- Wrap the feeder in Pipe Heating Tape. Heat Tape is often used outside for keeping your gutters or outside pipes free from icing up. Many have a built in thermostat and turn on and off at certain temperatures to conserve energy.
Just remember, when using any heating implements to make sure they are used safely and carefully monitored. We don’t want to melt any feeders or start any fires! All products and extension cords should be rated for outdoor use.
Here are two creative DIY solutions to get your ideas flowing!
Increasing the sugar in your nectar

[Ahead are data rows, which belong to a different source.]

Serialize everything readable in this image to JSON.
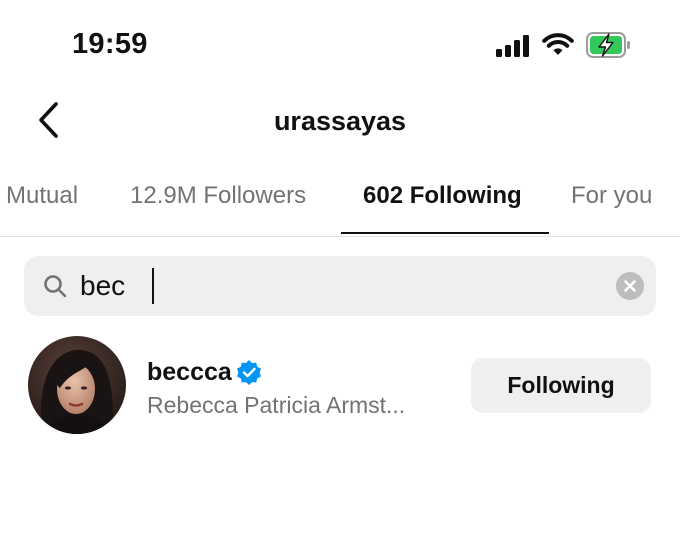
{
  "status_bar": {
    "time": "19:59",
    "icons": [
      "cellular-signal-icon",
      "wifi-icon",
      "battery-charging-icon"
    ],
    "battery_color": "#34c759"
  },
  "header": {
    "back_icon": "chevron-left-icon",
    "title": "urassayas"
  },
  "tabs": [
    {
      "label": "Mutual",
      "active": false
    },
    {
      "label": "12.9M Followers",
      "active": false
    },
    {
      "label": "602 Following",
      "active": true
    },
    {
      "label": "For you",
      "active": false
    }
  ],
  "search": {
    "value": "bec",
    "search_icon": "search-icon",
    "clear_icon": "clear-icon"
  },
  "results": [
    {
      "username": "beccca",
      "verified": true,
      "verified_color": "#0095f6",
      "full_name": "Rebecca Patricia Armst...",
      "button_label": "Following"
    }
  ]
}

This one is a little controversial but I thought I would include it since I see a fair number of sites recommend it. Nectar should normally be a ratio of 1 cup sugar to 4 cups water. Higher sugar content will make the nectar solution freeze a little bit more slowly, so some people will tell you to bump up the solution to 1:3. However, higher sugar content can be bad for hummingbird health. There’s only so much sugar their bodies can process at one time, and too much will tax the liver and kidneys. As the ratio gets higher the nectar gets more syrupy and this can be harder for them to drink.

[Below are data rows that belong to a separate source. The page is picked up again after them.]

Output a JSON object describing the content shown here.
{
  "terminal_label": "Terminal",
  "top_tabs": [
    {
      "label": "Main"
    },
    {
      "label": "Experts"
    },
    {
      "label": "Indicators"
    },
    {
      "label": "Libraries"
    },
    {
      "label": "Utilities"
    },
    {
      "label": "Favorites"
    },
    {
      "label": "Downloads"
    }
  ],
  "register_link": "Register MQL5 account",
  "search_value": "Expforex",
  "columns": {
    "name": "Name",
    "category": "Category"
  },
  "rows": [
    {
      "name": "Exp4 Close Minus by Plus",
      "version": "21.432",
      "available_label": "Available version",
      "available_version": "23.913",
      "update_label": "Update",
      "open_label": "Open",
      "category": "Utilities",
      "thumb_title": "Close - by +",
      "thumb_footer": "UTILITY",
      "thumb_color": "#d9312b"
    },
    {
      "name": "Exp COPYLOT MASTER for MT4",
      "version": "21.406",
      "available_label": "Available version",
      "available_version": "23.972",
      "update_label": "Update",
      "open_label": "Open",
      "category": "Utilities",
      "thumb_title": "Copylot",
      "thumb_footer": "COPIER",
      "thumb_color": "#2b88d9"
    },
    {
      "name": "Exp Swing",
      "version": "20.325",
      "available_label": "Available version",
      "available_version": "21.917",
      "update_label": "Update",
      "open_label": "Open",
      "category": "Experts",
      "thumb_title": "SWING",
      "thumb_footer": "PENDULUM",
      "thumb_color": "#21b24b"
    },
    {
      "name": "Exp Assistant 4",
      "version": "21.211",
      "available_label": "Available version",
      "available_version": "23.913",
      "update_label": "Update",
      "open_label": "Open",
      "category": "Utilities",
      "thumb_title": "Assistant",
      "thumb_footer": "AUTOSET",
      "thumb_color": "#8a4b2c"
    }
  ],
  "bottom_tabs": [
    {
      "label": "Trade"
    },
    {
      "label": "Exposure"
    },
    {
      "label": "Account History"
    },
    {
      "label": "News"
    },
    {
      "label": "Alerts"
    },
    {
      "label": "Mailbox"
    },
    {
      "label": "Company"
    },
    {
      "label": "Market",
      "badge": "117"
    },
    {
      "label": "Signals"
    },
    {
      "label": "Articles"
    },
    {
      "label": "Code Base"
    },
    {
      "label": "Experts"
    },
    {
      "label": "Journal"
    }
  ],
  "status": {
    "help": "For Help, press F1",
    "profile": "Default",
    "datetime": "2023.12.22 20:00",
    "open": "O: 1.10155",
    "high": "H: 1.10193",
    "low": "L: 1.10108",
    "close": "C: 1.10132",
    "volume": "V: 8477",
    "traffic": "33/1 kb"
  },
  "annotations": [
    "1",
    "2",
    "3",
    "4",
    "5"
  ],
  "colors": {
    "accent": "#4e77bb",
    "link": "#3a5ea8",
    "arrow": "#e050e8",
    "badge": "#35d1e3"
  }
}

Hummingbirds also get a lot of their water from nectar. If their normal water sources are frozen, they may depend heavily on the water content in nectar to keep from dehydrating. (Side note, a heated water source would be a nice thing for all your birds!) Therefore we strongly recommend staying with the 1:4 sugar to water ratio at all times!
Offer flowering winter plants, shrubs and trees
To help wintering hummingbirds even further you can plant winter blooming shrubs in your yard. This will help ensure they have natural sources should a feeder run out or freeze before you can get to it, and may also attract the insects that the hummers need in their diet.
Here is a short list of some ideas that bloom late fall to early spring. They won’t grow in all areas of the United States so check the zones before planting.
- Leatherleaf Mahonia ‘Lionel Fortescue’
- Witch Hazel
- Manzanita Austin Griffiths
- Viburnum x bodnantense ‘Dawn’ (Arrowwood)
- Yuletide Camellia
- Strawberry Tree (Arbutus unedo)
- Sarcococca (Sweet box aka Christmas box)
- Daphne odora
- Royal Grevillea or Mountain grevillea
Remember you still have to wash your feeders and change the nectar regularly. However in the cold it will last much longer, about 5-7 days. Bringing the feeder inside overnight will also help keep it from being a frozen block in the morning. However if you do bring feeders inside, make sure you put them back out as early in the morning as possible. The hummers will be awake and ready to feed shortly after sunrise.